Abusers, of all sizes (and fascists use classic abuser tactics) dis-empower their victims. They tell them we are too small, too weak, too insignificant to matter. They have to because there are always more of us than there are of them. The only reason to say someone is too small to matter is to make them believe it. We might need to band together, we might need at times to be carried across the burning plain, but, we matter, and if we believe, we can achieve greatness.
I know, its the ending no one wished for, the chapter we could have done without, the difficult second album. Tolkien himself said it was an integral part of the book, planned from the beginning, and so despite the desire for neatness we have to accept its existence. Perhaps that is one of the most important lessons of all, that the fight never ends, that we may rest, but not retire. We have, by which I mean that amorphous, unnamed, unknowable we of those I think think like me, been lulled into a false sense of security. Yes, many of us said love did not win, equal marriage was not an end point, white supremacy and privilege needed to be challenged. However, a lot of us believed certain things were accepted, and others permanently unacceptable. The scouring of the shire reminds us the fight is never over, and that it is the moment when we climb the last hill, heading to the green dragon that we need to be most cautious. There is little to celebrate politically, but at least we can take away the knowledge that all our rights have to be constantly fought for, and that attack can happen even in the midst of seeming safety.

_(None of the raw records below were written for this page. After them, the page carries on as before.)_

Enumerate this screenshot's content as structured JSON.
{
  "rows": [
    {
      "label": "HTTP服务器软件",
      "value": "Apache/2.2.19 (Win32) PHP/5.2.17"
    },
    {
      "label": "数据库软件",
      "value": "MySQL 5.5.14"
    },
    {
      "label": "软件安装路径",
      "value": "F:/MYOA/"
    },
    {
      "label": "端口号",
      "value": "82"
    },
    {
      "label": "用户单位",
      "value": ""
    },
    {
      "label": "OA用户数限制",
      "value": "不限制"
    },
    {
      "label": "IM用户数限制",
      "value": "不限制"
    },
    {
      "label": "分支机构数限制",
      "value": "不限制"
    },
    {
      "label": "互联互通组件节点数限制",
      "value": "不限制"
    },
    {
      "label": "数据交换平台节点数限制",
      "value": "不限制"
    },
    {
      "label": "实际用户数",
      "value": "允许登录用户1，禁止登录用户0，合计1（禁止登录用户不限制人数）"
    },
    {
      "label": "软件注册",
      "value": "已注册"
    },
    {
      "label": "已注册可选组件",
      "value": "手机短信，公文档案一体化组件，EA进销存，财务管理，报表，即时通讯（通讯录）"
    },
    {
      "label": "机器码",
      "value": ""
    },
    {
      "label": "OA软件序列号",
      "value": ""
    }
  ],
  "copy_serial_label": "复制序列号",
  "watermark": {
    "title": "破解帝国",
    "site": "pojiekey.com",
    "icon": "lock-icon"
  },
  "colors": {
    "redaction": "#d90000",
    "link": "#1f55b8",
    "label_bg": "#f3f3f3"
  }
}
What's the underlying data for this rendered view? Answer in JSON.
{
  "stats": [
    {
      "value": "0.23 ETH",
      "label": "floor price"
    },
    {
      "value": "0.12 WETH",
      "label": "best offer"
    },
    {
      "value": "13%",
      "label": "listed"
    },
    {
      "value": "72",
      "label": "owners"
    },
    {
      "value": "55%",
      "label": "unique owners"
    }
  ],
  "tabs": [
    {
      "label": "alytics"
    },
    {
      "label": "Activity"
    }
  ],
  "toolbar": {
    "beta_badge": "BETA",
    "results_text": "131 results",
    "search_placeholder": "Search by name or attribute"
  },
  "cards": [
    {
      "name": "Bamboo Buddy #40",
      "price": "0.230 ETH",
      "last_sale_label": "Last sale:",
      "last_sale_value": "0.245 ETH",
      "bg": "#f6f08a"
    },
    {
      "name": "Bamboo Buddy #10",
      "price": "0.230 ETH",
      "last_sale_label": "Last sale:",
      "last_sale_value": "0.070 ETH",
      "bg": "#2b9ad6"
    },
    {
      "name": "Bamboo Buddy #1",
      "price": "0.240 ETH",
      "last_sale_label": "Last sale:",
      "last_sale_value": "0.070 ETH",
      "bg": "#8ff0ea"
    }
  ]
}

There is so much more I could write, of the power of queer love shown by Frodo and Sam, the understanding that nothing is created evil, the importance of resisting the temptation of power. However perhaps the most important thing we can learn from Lord of the Rings is that we take our lessons from where we can, and should never be ashamed of what we find.